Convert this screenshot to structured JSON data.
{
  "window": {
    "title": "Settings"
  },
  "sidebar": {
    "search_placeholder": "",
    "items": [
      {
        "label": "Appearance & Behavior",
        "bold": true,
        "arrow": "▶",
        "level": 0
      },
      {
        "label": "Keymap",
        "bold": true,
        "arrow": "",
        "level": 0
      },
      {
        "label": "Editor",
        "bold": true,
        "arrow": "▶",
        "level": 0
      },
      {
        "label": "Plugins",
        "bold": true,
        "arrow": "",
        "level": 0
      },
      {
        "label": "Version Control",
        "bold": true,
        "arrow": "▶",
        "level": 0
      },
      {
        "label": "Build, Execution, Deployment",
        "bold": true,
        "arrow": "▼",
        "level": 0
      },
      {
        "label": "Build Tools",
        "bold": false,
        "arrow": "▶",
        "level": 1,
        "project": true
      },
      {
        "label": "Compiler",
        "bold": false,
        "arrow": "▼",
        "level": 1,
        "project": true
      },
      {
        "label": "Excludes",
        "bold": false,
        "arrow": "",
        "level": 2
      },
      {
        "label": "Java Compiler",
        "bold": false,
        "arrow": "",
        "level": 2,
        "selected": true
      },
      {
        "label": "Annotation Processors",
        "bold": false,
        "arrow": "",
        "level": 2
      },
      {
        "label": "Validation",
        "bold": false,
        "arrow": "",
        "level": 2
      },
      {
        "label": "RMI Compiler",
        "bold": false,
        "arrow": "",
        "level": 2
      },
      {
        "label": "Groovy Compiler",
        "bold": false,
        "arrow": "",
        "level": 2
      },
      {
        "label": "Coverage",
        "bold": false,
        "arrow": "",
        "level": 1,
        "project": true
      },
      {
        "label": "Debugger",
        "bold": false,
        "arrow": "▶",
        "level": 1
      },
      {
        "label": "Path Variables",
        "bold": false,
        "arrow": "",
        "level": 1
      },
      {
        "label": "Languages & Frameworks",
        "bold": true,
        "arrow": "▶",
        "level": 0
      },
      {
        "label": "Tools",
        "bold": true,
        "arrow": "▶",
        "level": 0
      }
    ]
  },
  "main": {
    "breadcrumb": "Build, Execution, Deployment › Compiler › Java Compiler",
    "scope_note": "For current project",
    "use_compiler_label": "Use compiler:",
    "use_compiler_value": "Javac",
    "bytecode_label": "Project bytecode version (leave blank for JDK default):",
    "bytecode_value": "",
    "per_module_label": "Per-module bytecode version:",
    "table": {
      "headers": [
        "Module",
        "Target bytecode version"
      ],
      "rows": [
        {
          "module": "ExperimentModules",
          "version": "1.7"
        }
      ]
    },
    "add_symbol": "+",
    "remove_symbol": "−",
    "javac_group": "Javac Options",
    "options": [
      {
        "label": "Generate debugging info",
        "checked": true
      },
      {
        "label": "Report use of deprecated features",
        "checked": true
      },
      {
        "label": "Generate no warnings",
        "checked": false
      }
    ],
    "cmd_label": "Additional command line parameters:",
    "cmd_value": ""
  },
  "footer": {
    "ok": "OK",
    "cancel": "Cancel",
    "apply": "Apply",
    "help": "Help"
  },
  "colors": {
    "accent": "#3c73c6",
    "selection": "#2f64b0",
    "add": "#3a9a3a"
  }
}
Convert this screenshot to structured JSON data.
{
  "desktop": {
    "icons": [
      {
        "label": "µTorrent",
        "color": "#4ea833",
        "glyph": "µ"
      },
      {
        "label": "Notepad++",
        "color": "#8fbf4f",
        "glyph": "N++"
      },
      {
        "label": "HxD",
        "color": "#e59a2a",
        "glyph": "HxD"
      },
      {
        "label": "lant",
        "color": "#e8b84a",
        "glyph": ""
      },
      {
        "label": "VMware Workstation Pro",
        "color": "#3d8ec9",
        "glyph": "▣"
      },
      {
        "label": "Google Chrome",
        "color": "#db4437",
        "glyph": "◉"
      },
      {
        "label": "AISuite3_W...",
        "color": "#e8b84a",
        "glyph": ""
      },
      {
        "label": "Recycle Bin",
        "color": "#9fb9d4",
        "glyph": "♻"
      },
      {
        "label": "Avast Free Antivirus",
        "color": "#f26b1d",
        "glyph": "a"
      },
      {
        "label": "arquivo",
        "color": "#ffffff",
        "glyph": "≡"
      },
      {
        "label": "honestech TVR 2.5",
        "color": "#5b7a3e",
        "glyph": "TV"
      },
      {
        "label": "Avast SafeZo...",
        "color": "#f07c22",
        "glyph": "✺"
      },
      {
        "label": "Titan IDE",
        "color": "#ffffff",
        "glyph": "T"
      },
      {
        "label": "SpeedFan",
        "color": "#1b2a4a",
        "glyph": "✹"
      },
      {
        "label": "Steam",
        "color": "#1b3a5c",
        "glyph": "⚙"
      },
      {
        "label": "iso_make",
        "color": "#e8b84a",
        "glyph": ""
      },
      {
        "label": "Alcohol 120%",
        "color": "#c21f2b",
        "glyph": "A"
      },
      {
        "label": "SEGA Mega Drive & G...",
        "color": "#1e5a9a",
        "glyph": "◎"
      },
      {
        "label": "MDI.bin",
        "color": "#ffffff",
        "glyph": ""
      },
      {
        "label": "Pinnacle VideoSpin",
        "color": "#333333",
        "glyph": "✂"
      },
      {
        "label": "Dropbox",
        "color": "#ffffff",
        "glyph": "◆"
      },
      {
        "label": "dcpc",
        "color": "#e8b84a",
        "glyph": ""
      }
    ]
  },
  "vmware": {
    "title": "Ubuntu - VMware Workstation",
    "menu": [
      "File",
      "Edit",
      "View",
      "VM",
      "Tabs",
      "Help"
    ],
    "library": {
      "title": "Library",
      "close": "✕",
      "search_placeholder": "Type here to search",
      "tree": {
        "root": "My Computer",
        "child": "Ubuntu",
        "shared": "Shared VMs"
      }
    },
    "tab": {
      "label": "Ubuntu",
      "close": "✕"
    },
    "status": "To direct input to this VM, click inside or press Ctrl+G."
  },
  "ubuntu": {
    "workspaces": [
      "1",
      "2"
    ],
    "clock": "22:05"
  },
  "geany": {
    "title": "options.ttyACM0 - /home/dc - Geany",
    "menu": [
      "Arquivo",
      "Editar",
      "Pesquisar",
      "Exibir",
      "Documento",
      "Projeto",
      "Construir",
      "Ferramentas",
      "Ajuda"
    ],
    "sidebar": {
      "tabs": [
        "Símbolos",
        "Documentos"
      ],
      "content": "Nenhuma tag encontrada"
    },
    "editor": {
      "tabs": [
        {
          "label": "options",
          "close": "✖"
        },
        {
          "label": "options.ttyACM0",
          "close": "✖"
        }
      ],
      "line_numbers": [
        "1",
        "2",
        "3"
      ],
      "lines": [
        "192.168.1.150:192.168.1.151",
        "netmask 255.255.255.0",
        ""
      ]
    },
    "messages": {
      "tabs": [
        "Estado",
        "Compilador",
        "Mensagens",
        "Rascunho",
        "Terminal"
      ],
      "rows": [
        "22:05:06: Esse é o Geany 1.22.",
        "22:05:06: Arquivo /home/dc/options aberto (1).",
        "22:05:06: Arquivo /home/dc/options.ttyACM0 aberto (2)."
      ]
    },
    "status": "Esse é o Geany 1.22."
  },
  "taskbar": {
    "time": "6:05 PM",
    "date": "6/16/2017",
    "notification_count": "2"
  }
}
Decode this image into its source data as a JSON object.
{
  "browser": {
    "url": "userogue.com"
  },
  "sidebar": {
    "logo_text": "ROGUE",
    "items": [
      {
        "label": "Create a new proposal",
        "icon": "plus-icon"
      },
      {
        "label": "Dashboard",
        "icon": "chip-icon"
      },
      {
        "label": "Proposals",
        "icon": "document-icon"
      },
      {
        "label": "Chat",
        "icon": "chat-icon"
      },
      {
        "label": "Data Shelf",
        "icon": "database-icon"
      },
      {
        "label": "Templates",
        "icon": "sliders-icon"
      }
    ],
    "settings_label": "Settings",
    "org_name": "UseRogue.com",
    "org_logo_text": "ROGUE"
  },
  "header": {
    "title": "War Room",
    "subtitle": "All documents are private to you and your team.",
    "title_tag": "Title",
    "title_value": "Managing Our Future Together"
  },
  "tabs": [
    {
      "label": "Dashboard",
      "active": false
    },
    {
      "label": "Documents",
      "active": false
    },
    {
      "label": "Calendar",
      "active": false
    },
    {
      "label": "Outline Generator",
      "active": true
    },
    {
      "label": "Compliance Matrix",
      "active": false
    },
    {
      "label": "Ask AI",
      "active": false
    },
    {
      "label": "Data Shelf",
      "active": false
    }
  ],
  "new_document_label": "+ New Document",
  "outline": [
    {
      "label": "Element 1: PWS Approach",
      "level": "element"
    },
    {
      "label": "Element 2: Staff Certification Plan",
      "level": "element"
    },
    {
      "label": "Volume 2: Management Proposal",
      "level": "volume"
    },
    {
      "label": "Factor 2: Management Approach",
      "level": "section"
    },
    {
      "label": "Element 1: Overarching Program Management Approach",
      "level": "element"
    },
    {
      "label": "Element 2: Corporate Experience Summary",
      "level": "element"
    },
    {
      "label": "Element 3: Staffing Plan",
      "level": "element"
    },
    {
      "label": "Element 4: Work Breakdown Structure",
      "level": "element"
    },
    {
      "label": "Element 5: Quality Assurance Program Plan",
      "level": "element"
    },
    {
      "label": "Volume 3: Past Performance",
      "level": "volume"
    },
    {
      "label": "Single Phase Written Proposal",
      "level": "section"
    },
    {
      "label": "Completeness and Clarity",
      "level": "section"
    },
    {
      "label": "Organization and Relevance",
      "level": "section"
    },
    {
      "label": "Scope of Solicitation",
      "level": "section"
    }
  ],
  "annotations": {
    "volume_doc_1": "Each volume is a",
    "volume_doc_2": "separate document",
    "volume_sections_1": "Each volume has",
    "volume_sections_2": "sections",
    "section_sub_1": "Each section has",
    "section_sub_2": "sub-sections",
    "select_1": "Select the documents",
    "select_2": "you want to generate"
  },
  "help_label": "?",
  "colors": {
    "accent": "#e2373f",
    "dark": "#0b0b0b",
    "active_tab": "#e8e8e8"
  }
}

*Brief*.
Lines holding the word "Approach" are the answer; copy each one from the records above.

*Expected output*.
      "label": "Element 1: PWS Approach",
      "label": "Factor 2: Management Approach",
      "label": "Element 1: Overarching Program Management Approach",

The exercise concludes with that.